An exostoses is just a general thickening of bone. A torus (tori-plural)
is a non-pathological outgrowth of bone. Some believe these exostoses are
genetically linked. We believe they are genetically linked only in that
the personalities of the parents could be inherited. We also believe that
the personality of an individual can be the result of being in the same
environmental situation as the parents.
We hypothesize that tori are the result of one of bone’s responses to
stresses on the teeth. An individual transmits his/her stresses to the teeth in
the form of clenching or squeezing of the teeth together (one directional
force) and bruxing or mashing of the teeth together (lateral motions put on the
teeth). We believe tori are the result of just one of the various responses the
body has to stress. The bone gets stimulated by the vibrations or ionization
within the bone to lay down more bone. It is the body’s response to try to
prevent the rocking of the teeth by laying down more bone to help stabilize or
support the teeth. Other responses to this force could be to flatten, chip,
break and loosen teeth or cause sensitivity. It could also cause recession of bone
We think that anthropologist will not find the size or numbers of tori
in prehistoric skulls when compared to tori found in the present population.
Tori are fairly common in our population today and can usually be seen
weekly, if not daily, in any dental practice in the USA today.
Torus can appear in three forms:
The torus palatinus appears in the midline of the
hard palate, or the roof of your mouth. The mandibuluar torus appears on the
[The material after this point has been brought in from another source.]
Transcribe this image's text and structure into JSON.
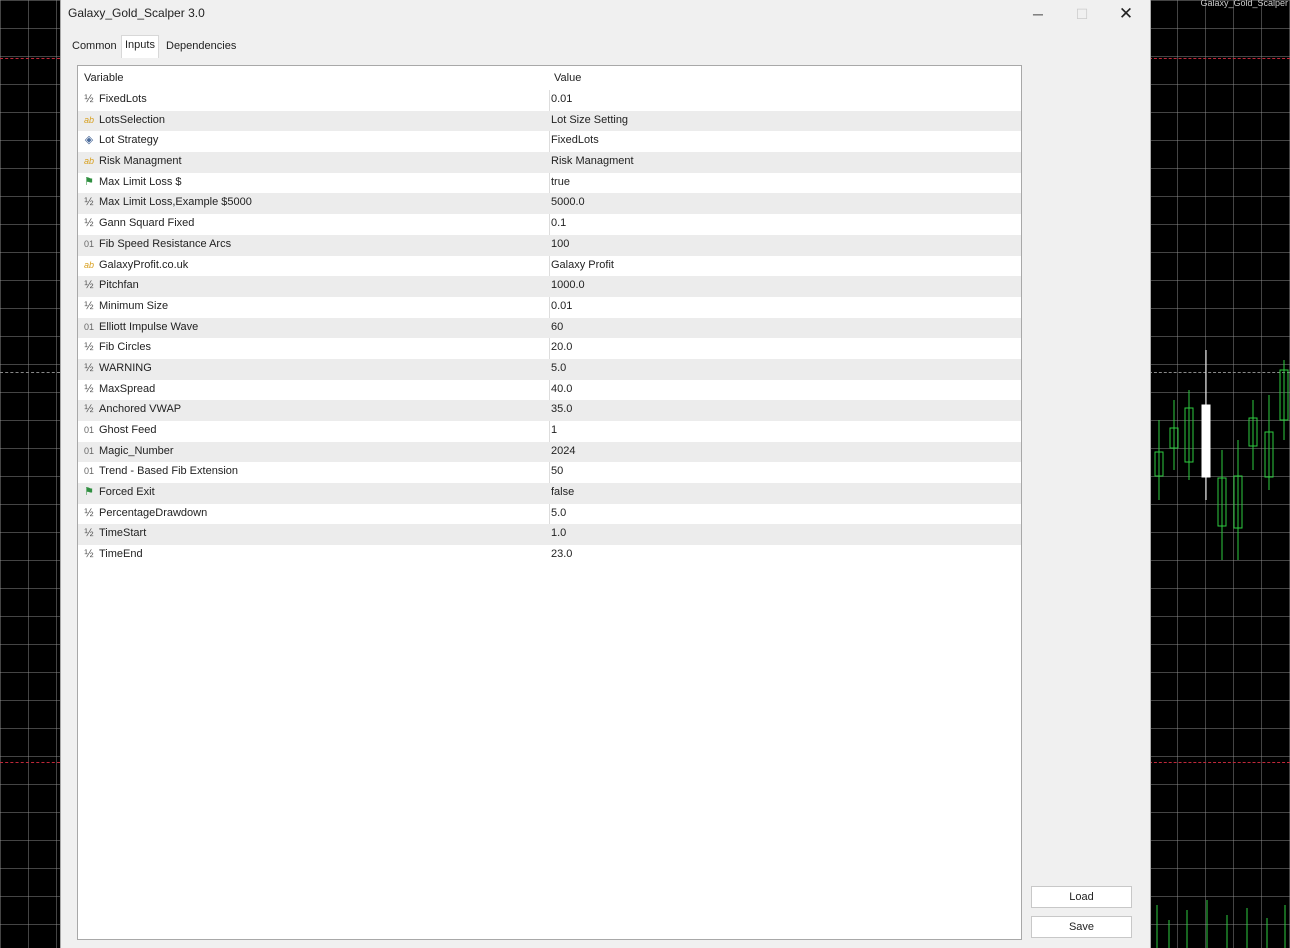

lingual surface of the mandible—that is, the portion of the lower jaw facing
the tongue. The buccal exostosis appears on the facial surface of the alveolar
bone—the outward-facing side of the bone that forms the tooth sockets
surrounding the teeth. Tori found anywhere else in the mouth are usually
diagnosed as one of two conditions: an osteoma, a slowly growing benign tumor
made of bone tissue, or an exostosis, a trauma-induced overgrowth of bone
tissue. The bone proliferation must be specifically located in order to qualify
as a torus. It is difficult to differentiate an exostosis from an osteoma
unless the bony proliferation is associated with an osteoma-producing syndrome.
- torus palatinus,
- mandibular torus, and
- buccal exostosis.